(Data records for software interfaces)
*** Block opens ***
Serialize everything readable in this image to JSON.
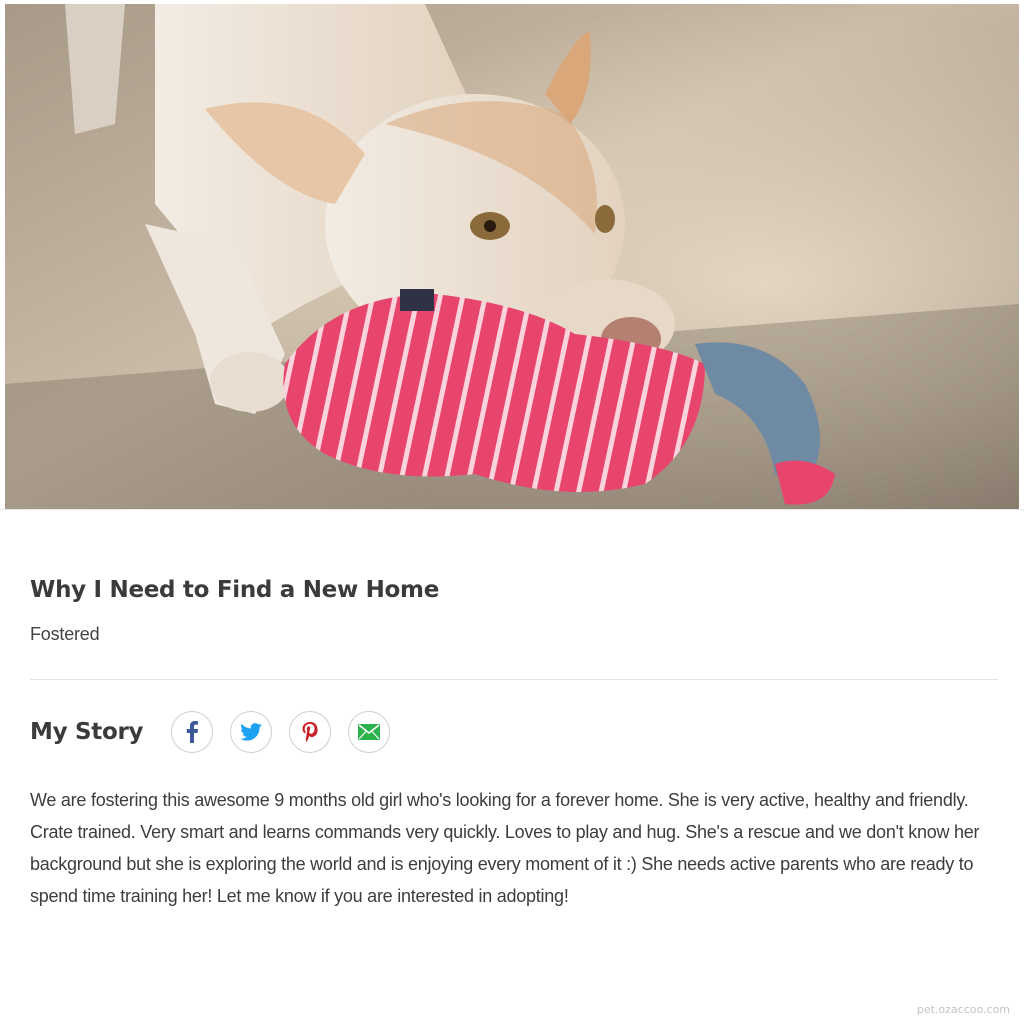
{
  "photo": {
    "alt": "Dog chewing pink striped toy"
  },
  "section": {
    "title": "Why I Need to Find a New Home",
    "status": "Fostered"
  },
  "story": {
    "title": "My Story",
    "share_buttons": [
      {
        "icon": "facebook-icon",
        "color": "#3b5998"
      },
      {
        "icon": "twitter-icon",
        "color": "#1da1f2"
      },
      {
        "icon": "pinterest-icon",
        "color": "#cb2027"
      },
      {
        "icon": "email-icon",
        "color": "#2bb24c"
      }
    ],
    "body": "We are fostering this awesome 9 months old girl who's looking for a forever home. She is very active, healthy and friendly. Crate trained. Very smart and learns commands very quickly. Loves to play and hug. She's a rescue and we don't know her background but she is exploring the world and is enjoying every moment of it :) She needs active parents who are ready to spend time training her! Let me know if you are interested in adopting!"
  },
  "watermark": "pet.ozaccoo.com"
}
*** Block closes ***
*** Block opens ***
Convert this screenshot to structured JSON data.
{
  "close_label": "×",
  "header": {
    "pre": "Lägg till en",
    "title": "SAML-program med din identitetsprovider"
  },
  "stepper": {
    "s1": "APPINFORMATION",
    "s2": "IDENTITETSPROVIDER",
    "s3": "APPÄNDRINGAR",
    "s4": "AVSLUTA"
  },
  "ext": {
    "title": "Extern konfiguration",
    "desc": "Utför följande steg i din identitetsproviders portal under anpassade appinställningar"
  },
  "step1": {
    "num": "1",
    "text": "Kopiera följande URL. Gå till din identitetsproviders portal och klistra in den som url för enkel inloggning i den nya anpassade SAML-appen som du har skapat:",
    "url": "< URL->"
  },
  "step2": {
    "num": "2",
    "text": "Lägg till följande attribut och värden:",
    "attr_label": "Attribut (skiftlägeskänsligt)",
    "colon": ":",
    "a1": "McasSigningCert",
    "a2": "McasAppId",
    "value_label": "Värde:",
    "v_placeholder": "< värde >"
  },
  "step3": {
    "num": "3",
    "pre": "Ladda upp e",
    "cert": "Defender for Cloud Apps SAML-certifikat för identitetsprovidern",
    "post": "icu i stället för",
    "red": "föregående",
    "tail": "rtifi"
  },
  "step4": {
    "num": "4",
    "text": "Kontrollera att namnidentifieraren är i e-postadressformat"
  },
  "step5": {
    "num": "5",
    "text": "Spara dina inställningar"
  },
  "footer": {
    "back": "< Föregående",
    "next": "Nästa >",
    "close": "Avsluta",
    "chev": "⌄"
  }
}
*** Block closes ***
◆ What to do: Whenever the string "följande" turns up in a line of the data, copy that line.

◆ Finished exercise:
    "desc": "Utför följande steg i din identitetsproviders portal under anpassade appinställningar"
    "text": "Kopiera följande URL. Gå till din identitetsproviders portal och klistra in den som url för enkel inloggning i den nya anpassade SAML-appen som du har skapat:",
    "text": "Lägg till följande attribut och värden:",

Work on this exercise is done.